Prompt:
Go through the data and copy every line in which "need" appears.

Task data:

************

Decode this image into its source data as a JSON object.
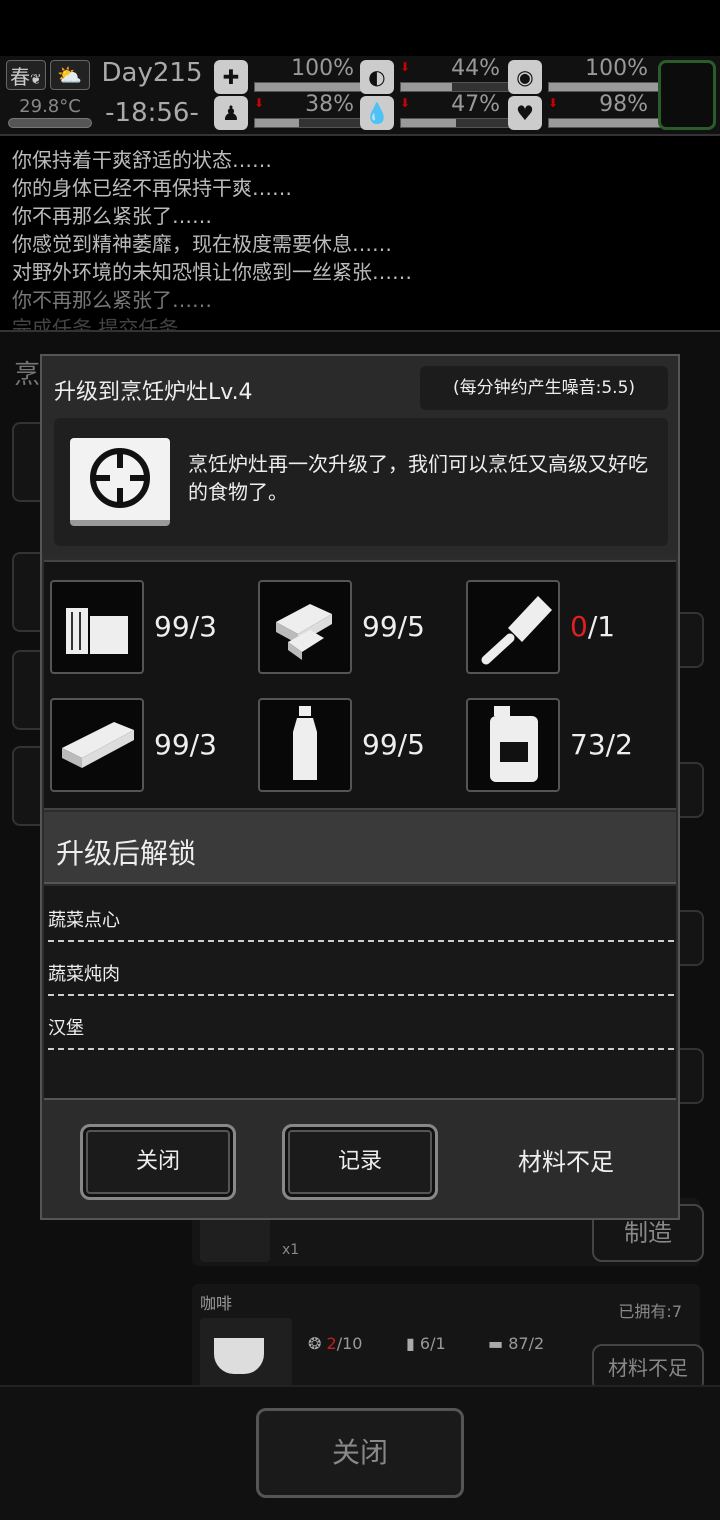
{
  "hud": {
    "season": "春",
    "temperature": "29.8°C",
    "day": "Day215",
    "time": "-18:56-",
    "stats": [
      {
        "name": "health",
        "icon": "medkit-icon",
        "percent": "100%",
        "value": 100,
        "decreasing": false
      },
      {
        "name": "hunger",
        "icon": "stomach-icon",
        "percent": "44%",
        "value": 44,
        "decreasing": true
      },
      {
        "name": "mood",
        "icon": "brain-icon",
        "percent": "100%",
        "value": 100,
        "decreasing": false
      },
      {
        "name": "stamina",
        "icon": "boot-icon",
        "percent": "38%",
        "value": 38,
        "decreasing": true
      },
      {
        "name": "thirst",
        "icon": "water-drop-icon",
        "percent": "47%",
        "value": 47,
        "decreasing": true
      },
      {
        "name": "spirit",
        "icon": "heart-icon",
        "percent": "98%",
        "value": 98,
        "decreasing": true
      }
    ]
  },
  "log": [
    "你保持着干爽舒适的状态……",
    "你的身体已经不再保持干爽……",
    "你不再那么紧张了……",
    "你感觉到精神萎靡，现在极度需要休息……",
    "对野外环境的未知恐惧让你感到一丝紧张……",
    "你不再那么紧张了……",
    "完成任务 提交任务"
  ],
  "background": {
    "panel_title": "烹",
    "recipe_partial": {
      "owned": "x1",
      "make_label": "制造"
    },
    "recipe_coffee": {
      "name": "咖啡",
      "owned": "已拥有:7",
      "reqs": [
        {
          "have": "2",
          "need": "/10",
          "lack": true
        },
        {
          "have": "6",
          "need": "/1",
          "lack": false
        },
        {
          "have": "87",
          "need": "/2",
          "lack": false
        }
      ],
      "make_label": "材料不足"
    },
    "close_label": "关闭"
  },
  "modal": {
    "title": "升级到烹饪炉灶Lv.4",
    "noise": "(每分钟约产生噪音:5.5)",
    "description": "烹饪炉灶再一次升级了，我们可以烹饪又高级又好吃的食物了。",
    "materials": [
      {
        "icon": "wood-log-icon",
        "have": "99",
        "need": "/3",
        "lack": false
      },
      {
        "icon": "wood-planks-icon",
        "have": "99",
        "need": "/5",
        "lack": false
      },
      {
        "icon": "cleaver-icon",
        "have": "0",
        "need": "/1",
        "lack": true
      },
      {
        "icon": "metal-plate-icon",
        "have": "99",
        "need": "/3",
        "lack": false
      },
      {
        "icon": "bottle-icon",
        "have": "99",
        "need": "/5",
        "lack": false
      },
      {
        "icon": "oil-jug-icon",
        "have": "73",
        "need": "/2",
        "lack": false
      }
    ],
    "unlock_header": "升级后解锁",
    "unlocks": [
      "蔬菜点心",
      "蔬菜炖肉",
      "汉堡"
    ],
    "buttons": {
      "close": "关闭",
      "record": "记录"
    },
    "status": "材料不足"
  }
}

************

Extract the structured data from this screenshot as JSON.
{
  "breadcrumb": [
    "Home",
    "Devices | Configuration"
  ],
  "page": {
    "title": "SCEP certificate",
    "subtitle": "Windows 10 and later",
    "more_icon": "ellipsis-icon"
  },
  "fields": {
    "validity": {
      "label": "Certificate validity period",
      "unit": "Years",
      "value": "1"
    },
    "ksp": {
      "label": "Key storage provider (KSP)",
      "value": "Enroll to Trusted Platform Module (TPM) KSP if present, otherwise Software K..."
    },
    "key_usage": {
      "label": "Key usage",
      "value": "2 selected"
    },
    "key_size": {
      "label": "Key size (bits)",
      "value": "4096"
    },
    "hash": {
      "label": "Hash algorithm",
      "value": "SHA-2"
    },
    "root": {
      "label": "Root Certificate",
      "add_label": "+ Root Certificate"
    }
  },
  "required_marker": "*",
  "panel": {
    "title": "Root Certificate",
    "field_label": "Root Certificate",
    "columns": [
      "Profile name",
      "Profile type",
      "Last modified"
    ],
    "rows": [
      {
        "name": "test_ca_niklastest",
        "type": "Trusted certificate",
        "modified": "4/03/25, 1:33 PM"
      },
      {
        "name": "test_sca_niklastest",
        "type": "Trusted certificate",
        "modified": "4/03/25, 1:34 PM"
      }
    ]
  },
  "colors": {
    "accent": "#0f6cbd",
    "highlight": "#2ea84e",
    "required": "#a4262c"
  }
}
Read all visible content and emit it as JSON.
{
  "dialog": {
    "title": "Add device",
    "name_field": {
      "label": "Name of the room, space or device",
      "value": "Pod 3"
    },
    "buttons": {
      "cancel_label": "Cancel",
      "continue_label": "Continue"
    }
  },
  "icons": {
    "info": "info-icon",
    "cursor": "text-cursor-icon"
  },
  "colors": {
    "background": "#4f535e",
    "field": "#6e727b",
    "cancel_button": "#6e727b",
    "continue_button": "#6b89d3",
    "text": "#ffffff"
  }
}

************

Solution to this task:
          "need": "/10",
          "need": "/1",
          "need": "/2",
        "need": "/3",
        "need": "/5",
        "need": "/1",
        "need": "/3",
        "need": "/5",
        "need": "/2",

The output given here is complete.